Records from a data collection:

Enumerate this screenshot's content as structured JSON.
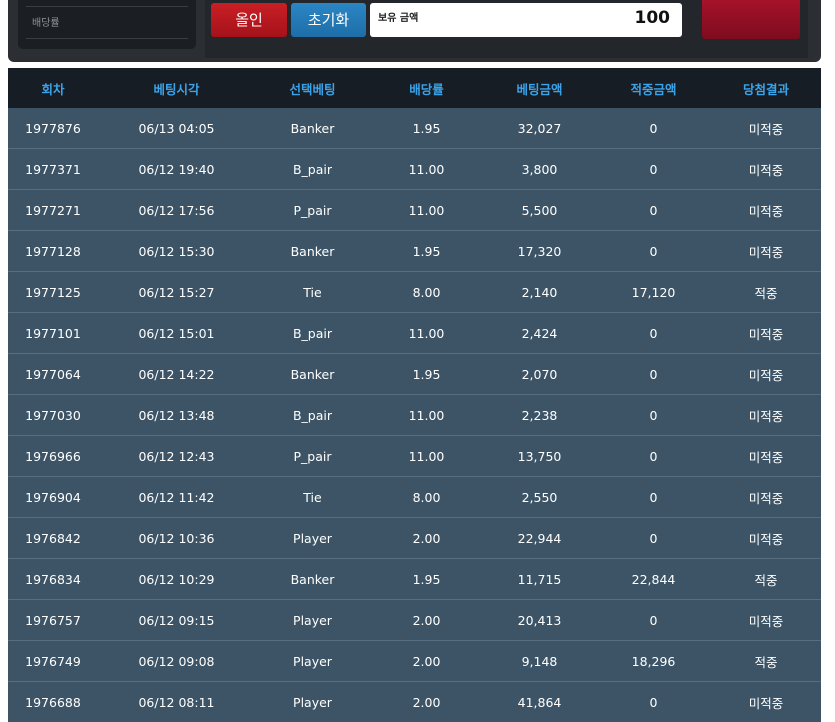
{
  "odds_panel": {
    "label": "배당률"
  },
  "controls": {
    "allin_label": "올인",
    "reset_label": "초기화",
    "balance_label": "보유 금액",
    "balance_value": "100"
  },
  "table": {
    "headers": [
      "회차",
      "베팅시각",
      "선택베팅",
      "배당률",
      "베팅금액",
      "적중금액",
      "당첨결과"
    ],
    "rows": [
      [
        "1977876",
        "06/13 04:05",
        "Banker",
        "1.95",
        "32,027",
        "0",
        "미적중"
      ],
      [
        "1977371",
        "06/12 19:40",
        "B_pair",
        "11.00",
        "3,800",
        "0",
        "미적중"
      ],
      [
        "1977271",
        "06/12 17:56",
        "P_pair",
        "11.00",
        "5,500",
        "0",
        "미적중"
      ],
      [
        "1977128",
        "06/12 15:30",
        "Banker",
        "1.95",
        "17,320",
        "0",
        "미적중"
      ],
      [
        "1977125",
        "06/12 15:27",
        "Tie",
        "8.00",
        "2,140",
        "17,120",
        "적중"
      ],
      [
        "1977101",
        "06/12 15:01",
        "B_pair",
        "11.00",
        "2,424",
        "0",
        "미적중"
      ],
      [
        "1977064",
        "06/12 14:22",
        "Banker",
        "1.95",
        "2,070",
        "0",
        "미적중"
      ],
      [
        "1977030",
        "06/12 13:48",
        "B_pair",
        "11.00",
        "2,238",
        "0",
        "미적중"
      ],
      [
        "1976966",
        "06/12 12:43",
        "P_pair",
        "11.00",
        "13,750",
        "0",
        "미적중"
      ],
      [
        "1976904",
        "06/12 11:42",
        "Tie",
        "8.00",
        "2,550",
        "0",
        "미적중"
      ],
      [
        "1976842",
        "06/12 10:36",
        "Player",
        "2.00",
        "22,944",
        "0",
        "미적중"
      ],
      [
        "1976834",
        "06/12 10:29",
        "Banker",
        "1.95",
        "11,715",
        "22,844",
        "적중"
      ],
      [
        "1976757",
        "06/12 09:15",
        "Player",
        "2.00",
        "20,413",
        "0",
        "미적중"
      ],
      [
        "1976749",
        "06/12 09:08",
        "Player",
        "2.00",
        "9,148",
        "18,296",
        "적중"
      ],
      [
        "1976688",
        "06/12 08:11",
        "Player",
        "2.00",
        "41,864",
        "0",
        "미적중"
      ]
    ]
  },
  "colors": {
    "header_text": "#3aa3ea",
    "row_bg": "#3c5466",
    "loss": "#d52a2a",
    "win": "#e7ad2a"
  }
}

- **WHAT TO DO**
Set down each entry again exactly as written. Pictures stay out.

- **RESULT OF THIS TASK**
Enumerate this screenshot's content as structured JSON.
{
  "odds_panel": {
    "label": "배당률"
  },
  "controls": {
    "allin_label": "올인",
    "reset_label": "초기화",
    "balance_label": "보유 금액",
    "balance_value": "100"
  },
  "table": {
    "headers": [
      "회차",
      "베팅시각",
      "선택베팅",
      "배당률",
      "베팅금액",
      "적중금액",
      "당첨결과"
    ],
    "rows": [
      [
        "1977876",
        "06/13 04:05",
        "Banker",
        "1.95",
        "32,027",
        "0",
        "미적중"
      ],
      [
        "1977371",
        "06/12 19:40",
        "B_pair",
        "11.00",
        "3,800",
        "0",
        "미적중"
      ],
      [
        "1977271",
        "06/12 17:56",
        "P_pair",
        "11.00",
        "5,500",
        "0",
        "미적중"
      ],
      [
        "1977128",
        "06/12 15:30",
        "Banker",
        "1.95",
        "17,320",
        "0",
        "미적중"
      ],
      [
        "1977125",
        "06/12 15:27",
        "Tie",
        "8.00",
        "2,140",
        "17,120",
        "적중"
      ],
      [
        "1977101",
        "06/12 15:01",
        "B_pair",
        "11.00",
        "2,424",
        "0",
        "미적중"
      ],
      [
        "1977064",
        "06/12 14:22",
        "Banker",
        "1.95",
        "2,070",
        "0",
        "미적중"
      ],
      [
        "1977030",
        "06/12 13:48",
        "B_pair",
        "11.00",
        "2,238",
        "0",
        "미적중"
      ],
      [
        "1976966",
        "06/12 12:43",
        "P_pair",
        "11.00",
        "13,750",
        "0",
        "미적중"
      ],
      [
        "1976904",
        "06/12 11:42",
        "Tie",
        "8.00",
        "2,550",
        "0",
        "미적중"
      ],
      [
        "1976842",
        "06/12 10:36",
        "Player",
        "2.00",
        "22,944",
        "0",
        "미적중"
      ],
      [
        "1976834",
        "06/12 10:29",
        "Banker",
        "1.95",
        "11,715",
        "22,844",
        "적중"
      ],
      [
        "1976757",
        "06/12 09:15",
        "Player",
        "2.00",
        "20,413",
        "0",
        "미적중"
      ],
      [
        "1976749",
        "06/12 09:08",
        "Player",
        "2.00",
        "9,148",
        "18,296",
        "적중"
      ],
      [
        "1976688",
        "06/12 08:11",
        "Player",
        "2.00",
        "41,864",
        "0",
        "미적중"
      ]
    ]
  },
  "colors": {
    "header_text": "#3aa3ea",
    "row_bg": "#3c5466",
    "loss": "#d52a2a",
    "win": "#e7ad2a"
  }
}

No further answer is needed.